In the mid-Fifties, after his marriage broke up, Rosenfeld taught at the University of Minnesota, joining a faculty that included Bellow, John Berryman, and Allen Tate; in 1954, he returned to Chicago. The cozy disorder of Barrow Street gave way to the poverty of Hyde Park—“a hideous cellar room at Petofsky’s where he had lived as a student,” Bellow recalled in the sad, eloquent memoir that appears as the foreword to An Age of Enormity. “The sympathetic glamour of the thirties was entirely gone; there was only a squalid stink of toilets and coal bins here.” Toward the end, Rosenfeld gave up even the gritty environs of Hyde Park for the anonymity of a furnished room on the Near North Side—“the kind of place,” a friend recalled, “where you expected to see Raskolnikov sharpening his axe.” He had always been sickly; in the late photograph on the back of An Age of Enormity, his pasty face enshrouded in cigarette smoke, he looks a decade older than a man of thirty-eight. In his journal, he wondered: “Maybe I have learned something? That I have been wrong for the last seven to nine years. One does not, must not live by or for passions alone: that a life of such a kind is destructive?”

Early in 1956, Rosenfeld dreamed that he would soon be dead: “It is dreadful to look two weeks ahead and know one’s life will be over.” Thoughts of suicide alternated with memories of his Chicago childhood and summer days in Humboldt Park. Listening to Toscanini and the NBC orchestra play the Beethoven Choral Symphony one afternoon, he was seized with nostalgia for the gang he’d hung out with in his youth. Why hadn’t he written about them? “It is my task to know my own story, to recover my shame. What do I know? I have access to myself—but not the courage to go into it.”

In June of that year, Rosenfeld came East to visit his children. He was “yellowish, burnt-out,” recalled Wallace Markfield, the author of a novel, To an Early Grave, that was inspired by Rosenfeld. A few days later, Markfield received a note: “He’d had it with Chicago, he was desperate, he wanted a job in New York. ‘Anything, please, anything.”‘7 Two weeks later, he died of a heart attack.

Rosenfeld was a “failure,” Kazin remarked in his memoir (putting the word between quotation marks as if also to disavow the verdict). By whose definition? Three books—even if two of them were posthumous—is a substantial achievement for a writer dead at thirty-eight. No matter what he accomplished, he felt he could never measure up. “He combined all the reticence and shyness of a small sickly Jewish boy from Chicago with heroic ideas about destiny,” Bellow wrote. “And after all, history would not have been history without these apparently timid and inconspicuous Jewish children.”8

The last entry in his journal reads:

This is what I have forgotten about the creative process, & am only now beginning to remember—that time spent is time fixed.
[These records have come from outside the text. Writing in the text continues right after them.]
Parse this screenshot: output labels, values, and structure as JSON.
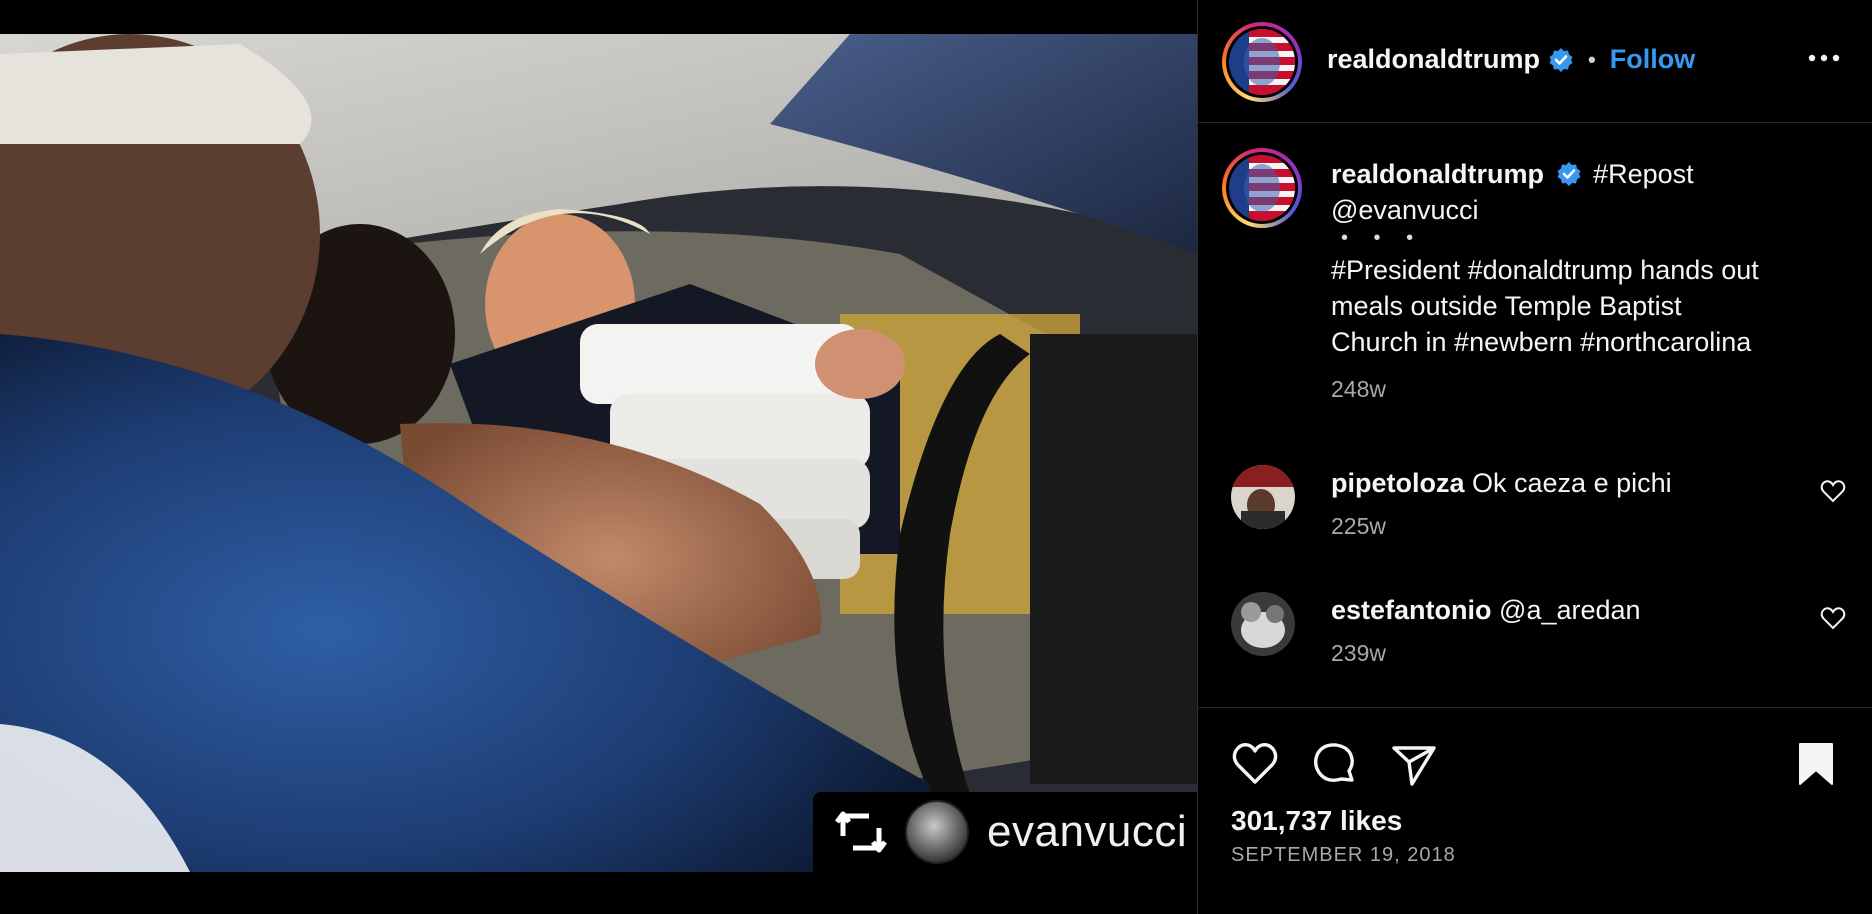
{
  "post": {
    "repost_credit": {
      "username": "evanvucci",
      "icon": "repost-icon"
    },
    "header": {
      "username": "realdonaldtrump",
      "separator": "•",
      "follow_label": "Follow",
      "verified_icon": "verified-badge-icon",
      "more_icon": "more-options-icon"
    },
    "caption": {
      "username": "realdonaldtrump",
      "line1_rest": "#Repost",
      "line2": "@evanvucci",
      "dots": "• • •",
      "line3": "#President #donaldtrump hands out",
      "line4": "meals outside Temple Baptist",
      "line5": "Church in #newbern #northcarolina",
      "time": "248w"
    },
    "comments": [
      {
        "username": "pipetoloza",
        "text": "Ok caeza e pichi",
        "time": "225w"
      },
      {
        "username": "estefantonio",
        "text": "@a_aredan",
        "time": "239w"
      }
    ],
    "actions": {
      "like_icon": "heart-icon",
      "comment_icon": "comment-icon",
      "share_icon": "send-icon",
      "save_icon": "bookmark-icon",
      "likes": "301,737 likes",
      "date": "SEPTEMBER 19, 2018"
    },
    "colors": {
      "accent": "#3897f0",
      "background": "#000000",
      "muted": "#a8a8a8"
    }
  }
}
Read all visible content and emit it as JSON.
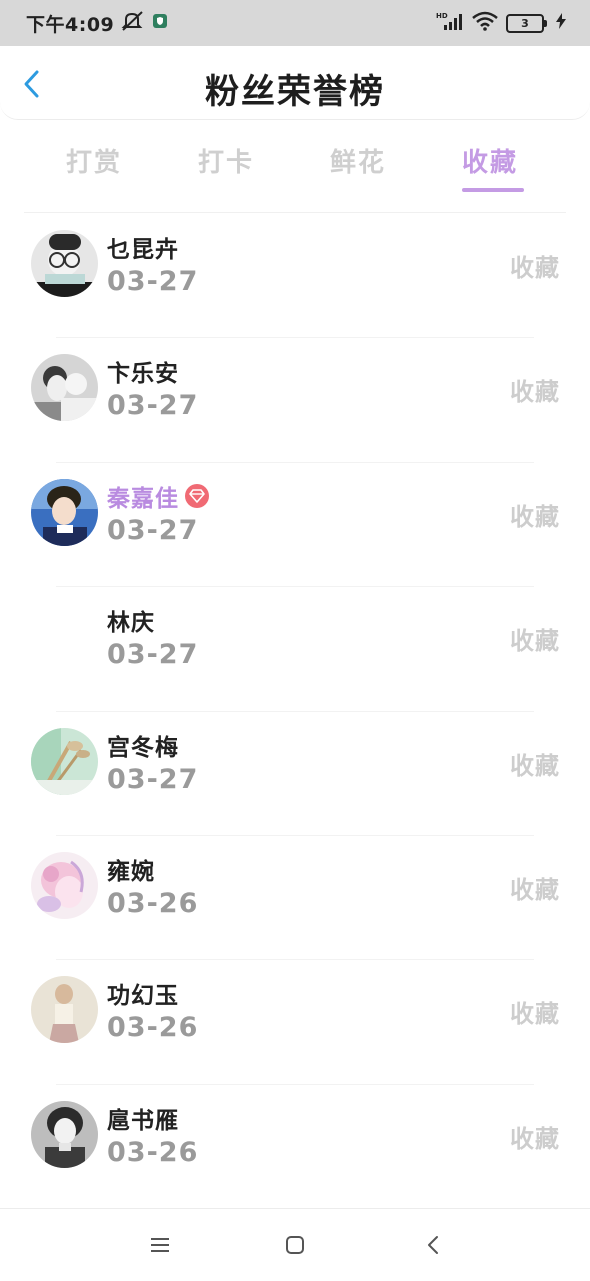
{
  "status_bar": {
    "time": "下午4:09",
    "battery": "3",
    "network": "HD",
    "icons": [
      "mute-icon",
      "shield-app-icon",
      "signal-icon",
      "wifi-icon",
      "battery-icon",
      "charging-icon"
    ]
  },
  "header": {
    "title": "粉丝荣誉榜",
    "back_icon": "chevron-left-icon"
  },
  "tabs": [
    {
      "label": "打赏",
      "active": false
    },
    {
      "label": "打卡",
      "active": false
    },
    {
      "label": "鲜花",
      "active": false
    },
    {
      "label": "收藏",
      "active": true
    }
  ],
  "rows": [
    {
      "name": "乜昆卉",
      "date": "03-27",
      "action": "收藏",
      "vip": false,
      "avatar": "avatar-girl-glasses"
    },
    {
      "name": "卞乐安",
      "date": "03-27",
      "action": "收藏",
      "vip": false,
      "avatar": "avatar-couple"
    },
    {
      "name": "秦嘉佳",
      "date": "03-27",
      "action": "收藏",
      "vip": true,
      "avatar": "avatar-boy-blue"
    },
    {
      "name": "林庆",
      "date": "03-27",
      "action": "收藏",
      "vip": false,
      "avatar": "none"
    },
    {
      "name": "宫冬梅",
      "date": "03-27",
      "action": "收藏",
      "vip": false,
      "avatar": "avatar-flower-green"
    },
    {
      "name": "雍婉",
      "date": "03-26",
      "action": "收藏",
      "vip": false,
      "avatar": "avatar-pink-anime"
    },
    {
      "name": "功幻玉",
      "date": "03-26",
      "action": "收藏",
      "vip": false,
      "avatar": "avatar-girl-beige"
    },
    {
      "name": "扈书雁",
      "date": "03-26",
      "action": "收藏",
      "vip": false,
      "avatar": "avatar-girl-bw"
    }
  ],
  "colors": {
    "accent": "#c49be4",
    "vip_name": "#b98be0",
    "vip_badge": "#f06a74",
    "back_arrow": "#2d9be0",
    "muted_text": "#cdcdcd",
    "date_text": "#9a9a9a"
  },
  "nav_bar": {
    "icons": [
      "menu-icon",
      "home-icon",
      "back-icon"
    ]
  }
}
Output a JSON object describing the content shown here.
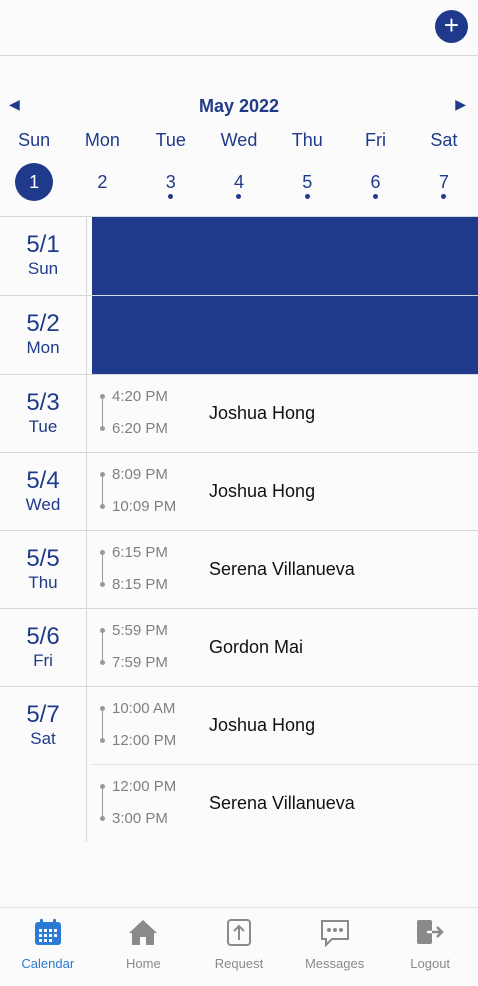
{
  "header": {
    "add_icon": "plus-icon"
  },
  "calendar": {
    "month": "May 2022",
    "weekdays": [
      "Sun",
      "Mon",
      "Tue",
      "Wed",
      "Thu",
      "Fri",
      "Sat"
    ],
    "dates": [
      {
        "num": "1",
        "selected": true,
        "dot": false
      },
      {
        "num": "2",
        "selected": false,
        "dot": false
      },
      {
        "num": "3",
        "selected": false,
        "dot": true
      },
      {
        "num": "4",
        "selected": false,
        "dot": true
      },
      {
        "num": "5",
        "selected": false,
        "dot": true
      },
      {
        "num": "6",
        "selected": false,
        "dot": true
      },
      {
        "num": "7",
        "selected": false,
        "dot": true
      }
    ]
  },
  "days": [
    {
      "date": "5/1",
      "weekday": "Sun",
      "shifts": []
    },
    {
      "date": "5/2",
      "weekday": "Mon",
      "shifts": []
    },
    {
      "date": "5/3",
      "weekday": "Tue",
      "shifts": [
        {
          "start": "4:20 PM",
          "end": "6:20 PM",
          "name": "Joshua Hong"
        }
      ]
    },
    {
      "date": "5/4",
      "weekday": "Wed",
      "shifts": [
        {
          "start": "8:09 PM",
          "end": "10:09 PM",
          "name": "Joshua Hong"
        }
      ]
    },
    {
      "date": "5/5",
      "weekday": "Thu",
      "shifts": [
        {
          "start": "6:15 PM",
          "end": "8:15 PM",
          "name": "Serena Villanueva"
        }
      ]
    },
    {
      "date": "5/6",
      "weekday": "Fri",
      "shifts": [
        {
          "start": "5:59 PM",
          "end": "7:59 PM",
          "name": "Gordon Mai"
        }
      ]
    },
    {
      "date": "5/7",
      "weekday": "Sat",
      "shifts": [
        {
          "start": "10:00 AM",
          "end": "12:00 PM",
          "name": "Joshua Hong"
        },
        {
          "start": "12:00 PM",
          "end": "3:00 PM",
          "name": "Serena Villanueva"
        }
      ]
    }
  ],
  "tabs": [
    {
      "label": "Calendar",
      "icon": "calendar-icon",
      "active": true
    },
    {
      "label": "Home",
      "icon": "home-icon",
      "active": false
    },
    {
      "label": "Request",
      "icon": "upload-icon",
      "active": false
    },
    {
      "label": "Messages",
      "icon": "chat-icon",
      "active": false
    },
    {
      "label": "Logout",
      "icon": "logout-icon",
      "active": false
    }
  ],
  "colors": {
    "primary": "#1f3a8a",
    "active_tab": "#2a7ad6",
    "muted": "#8a8a8a"
  }
}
One creates a work to outlive one—only art does this—& the source of creativity is the desire to reach over one’s own death. Maybe now, if I want to create again, I want once more to live; & before I wanted, I suppose, to die.

This Issue

June 29, 1989